I use this philosophy when designing code with custom exceptions: Only
create exceptions that you (or other developers using your code) will
Also if you do go down the path of creating custom exceptions, I’ve
found that creating exceptions in the form of:
class MyError < StandardError
tends to be the cleanest, but of course your mileage may vary. Here’s a
link to a project I’m currently working on that defines it’s own
harvested/lib/harvest/api/base.rb at master · zmoazeni/harvested · GitHub
I hope this helps.
Thanks a lot, it was really a good idea to ask my question here since
this was something I didn’t think about on my own. Creating own classes
makes exception handling much more effective, so I think I will do that
in most cases.
Jonathan N. wrote:
I would use exception classes for all but trivial cases. I sometimes
use raise “message” for small projects as a placeholder for a better
error message or for debugging, but that’s about it… since the whole
idea of exceptions is to catch them, it is far better to be able to
‘rescue SomeTerribleException => e’ than to have to rescue Exception
=> e and have to test the exception string to find out what went wrong
(especially since the exception string can easily be changed without
thinking about it!)
In summary, exception classes.
Ok, that really sounds logic. Testing for exception strings would be
As to your other question, I’ll defer that to those who know better…
I just know that version control is your friend.
Ok, thanks for that, but we’re already using git and github.
Robert D. wrote:
On Thu, Apr 15, 2010 at 6:40 PM, Zach M. [email protected]
ï¿½class MyError < StandardError
I agree with most you say, but I took the habit to inherit from
RuntimeError rather than StandardError a long time ago. AAMOF I forgot
why? Does someone here recall the rationale?
Ok, that seems to be the next question. But I think I will inherit from
an own parent exception with most exceptions anyway, since it seems to

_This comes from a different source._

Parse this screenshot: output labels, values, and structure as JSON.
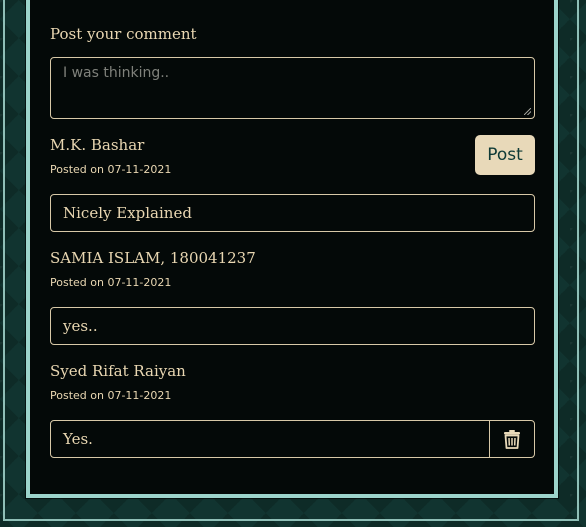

be reasonable to allow rescuing from all own exceptions and then I think
it doesn’t really matter which one I’ll choose as the parent of this